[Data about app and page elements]
────

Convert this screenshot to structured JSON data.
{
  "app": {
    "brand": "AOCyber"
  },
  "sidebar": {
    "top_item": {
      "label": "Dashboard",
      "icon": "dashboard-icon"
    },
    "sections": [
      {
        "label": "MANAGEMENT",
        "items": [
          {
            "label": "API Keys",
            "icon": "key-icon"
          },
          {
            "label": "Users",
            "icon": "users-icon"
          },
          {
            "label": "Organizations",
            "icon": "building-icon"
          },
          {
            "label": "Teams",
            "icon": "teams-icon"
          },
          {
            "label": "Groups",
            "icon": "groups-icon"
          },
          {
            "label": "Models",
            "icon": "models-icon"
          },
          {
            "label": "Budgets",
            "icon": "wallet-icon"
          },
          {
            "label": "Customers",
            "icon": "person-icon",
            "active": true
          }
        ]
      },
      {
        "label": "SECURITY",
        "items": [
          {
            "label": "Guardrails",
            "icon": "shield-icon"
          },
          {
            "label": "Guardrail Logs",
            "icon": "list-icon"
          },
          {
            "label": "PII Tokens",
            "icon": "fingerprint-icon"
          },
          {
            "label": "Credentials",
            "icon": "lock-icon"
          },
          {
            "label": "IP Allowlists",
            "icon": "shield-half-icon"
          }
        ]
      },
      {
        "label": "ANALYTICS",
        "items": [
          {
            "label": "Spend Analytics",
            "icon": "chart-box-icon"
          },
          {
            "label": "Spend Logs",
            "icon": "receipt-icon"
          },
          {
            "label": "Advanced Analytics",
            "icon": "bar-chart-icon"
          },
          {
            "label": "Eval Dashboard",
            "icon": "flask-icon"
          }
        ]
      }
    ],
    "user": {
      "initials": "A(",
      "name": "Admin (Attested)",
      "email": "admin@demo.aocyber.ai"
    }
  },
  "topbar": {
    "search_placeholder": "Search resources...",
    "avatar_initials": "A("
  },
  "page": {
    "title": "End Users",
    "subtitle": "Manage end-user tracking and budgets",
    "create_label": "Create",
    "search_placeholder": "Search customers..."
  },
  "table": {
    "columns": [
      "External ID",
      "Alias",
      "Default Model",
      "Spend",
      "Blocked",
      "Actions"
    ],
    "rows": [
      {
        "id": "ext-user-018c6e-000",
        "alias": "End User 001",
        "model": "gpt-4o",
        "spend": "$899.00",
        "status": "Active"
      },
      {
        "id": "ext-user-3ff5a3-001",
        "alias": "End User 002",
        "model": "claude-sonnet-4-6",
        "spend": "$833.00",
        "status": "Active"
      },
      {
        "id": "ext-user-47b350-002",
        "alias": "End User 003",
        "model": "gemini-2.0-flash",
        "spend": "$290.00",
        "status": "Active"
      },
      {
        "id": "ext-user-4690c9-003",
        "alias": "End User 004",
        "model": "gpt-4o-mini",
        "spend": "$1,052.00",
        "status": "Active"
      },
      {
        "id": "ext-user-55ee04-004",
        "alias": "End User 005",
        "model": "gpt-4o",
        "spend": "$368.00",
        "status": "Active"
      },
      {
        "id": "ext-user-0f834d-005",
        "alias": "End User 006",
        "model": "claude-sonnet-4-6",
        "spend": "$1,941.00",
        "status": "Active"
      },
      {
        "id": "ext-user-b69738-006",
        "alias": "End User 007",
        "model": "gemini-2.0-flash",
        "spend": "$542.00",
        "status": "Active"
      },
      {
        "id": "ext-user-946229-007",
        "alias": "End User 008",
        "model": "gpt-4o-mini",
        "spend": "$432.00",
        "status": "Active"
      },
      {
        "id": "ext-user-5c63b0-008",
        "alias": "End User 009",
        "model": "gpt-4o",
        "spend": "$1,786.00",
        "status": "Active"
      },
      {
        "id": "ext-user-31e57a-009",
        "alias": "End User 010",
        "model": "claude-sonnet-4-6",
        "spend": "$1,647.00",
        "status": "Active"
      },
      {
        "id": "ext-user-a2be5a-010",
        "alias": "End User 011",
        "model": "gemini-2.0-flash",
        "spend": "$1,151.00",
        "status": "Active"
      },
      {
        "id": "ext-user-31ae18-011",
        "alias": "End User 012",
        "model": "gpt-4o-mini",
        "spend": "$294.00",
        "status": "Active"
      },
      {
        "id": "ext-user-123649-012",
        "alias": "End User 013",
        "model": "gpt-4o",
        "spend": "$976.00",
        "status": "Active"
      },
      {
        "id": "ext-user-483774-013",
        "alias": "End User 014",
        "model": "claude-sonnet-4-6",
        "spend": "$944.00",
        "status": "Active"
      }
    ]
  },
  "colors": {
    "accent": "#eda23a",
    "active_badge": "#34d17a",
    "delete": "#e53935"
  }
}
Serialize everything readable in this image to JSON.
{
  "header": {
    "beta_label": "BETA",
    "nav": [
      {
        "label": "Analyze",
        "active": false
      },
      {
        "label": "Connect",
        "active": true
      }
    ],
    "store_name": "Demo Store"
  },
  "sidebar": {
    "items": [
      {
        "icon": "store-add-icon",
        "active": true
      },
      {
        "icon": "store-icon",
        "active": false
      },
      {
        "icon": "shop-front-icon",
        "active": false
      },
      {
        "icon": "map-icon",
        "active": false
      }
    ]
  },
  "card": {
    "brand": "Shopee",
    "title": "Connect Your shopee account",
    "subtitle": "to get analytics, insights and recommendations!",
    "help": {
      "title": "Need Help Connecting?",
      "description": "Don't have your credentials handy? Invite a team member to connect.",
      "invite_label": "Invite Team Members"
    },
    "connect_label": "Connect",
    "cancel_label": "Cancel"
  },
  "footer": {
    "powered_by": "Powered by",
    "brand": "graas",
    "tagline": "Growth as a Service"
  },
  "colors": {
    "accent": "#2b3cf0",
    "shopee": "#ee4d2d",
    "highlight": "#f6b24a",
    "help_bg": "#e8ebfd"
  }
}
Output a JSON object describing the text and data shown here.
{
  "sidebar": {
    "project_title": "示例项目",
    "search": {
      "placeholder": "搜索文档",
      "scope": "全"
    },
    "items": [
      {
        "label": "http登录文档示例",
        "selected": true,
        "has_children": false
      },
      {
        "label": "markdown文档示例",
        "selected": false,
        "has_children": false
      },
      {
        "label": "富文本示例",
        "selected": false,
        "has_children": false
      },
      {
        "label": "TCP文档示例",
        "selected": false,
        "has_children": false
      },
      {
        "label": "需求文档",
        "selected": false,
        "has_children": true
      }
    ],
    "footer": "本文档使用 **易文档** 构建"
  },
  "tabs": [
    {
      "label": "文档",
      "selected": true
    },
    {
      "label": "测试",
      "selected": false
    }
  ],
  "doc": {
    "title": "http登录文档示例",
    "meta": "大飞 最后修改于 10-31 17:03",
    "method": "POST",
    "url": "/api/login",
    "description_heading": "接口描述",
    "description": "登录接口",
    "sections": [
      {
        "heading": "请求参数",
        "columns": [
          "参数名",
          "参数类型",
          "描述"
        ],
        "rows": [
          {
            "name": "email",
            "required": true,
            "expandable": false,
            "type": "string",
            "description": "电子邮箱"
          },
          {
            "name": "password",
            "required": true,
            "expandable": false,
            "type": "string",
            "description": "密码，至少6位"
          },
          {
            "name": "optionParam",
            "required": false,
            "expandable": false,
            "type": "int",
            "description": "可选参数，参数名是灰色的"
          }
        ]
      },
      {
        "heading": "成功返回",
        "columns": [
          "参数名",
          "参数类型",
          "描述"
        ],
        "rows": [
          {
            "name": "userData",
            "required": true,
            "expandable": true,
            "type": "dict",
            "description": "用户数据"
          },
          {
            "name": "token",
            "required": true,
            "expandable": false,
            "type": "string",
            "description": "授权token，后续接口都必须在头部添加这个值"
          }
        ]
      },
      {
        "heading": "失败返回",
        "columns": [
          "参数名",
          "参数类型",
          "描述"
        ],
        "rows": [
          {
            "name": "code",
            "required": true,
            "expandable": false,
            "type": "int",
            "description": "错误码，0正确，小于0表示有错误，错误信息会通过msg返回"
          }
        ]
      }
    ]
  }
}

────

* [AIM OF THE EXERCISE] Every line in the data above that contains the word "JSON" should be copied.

* [TASK ANSWER]
Convert this screenshot to structured JSON data.
Serialize everything readable in this image to JSON.
Output a JSON object describing the text and data shown here.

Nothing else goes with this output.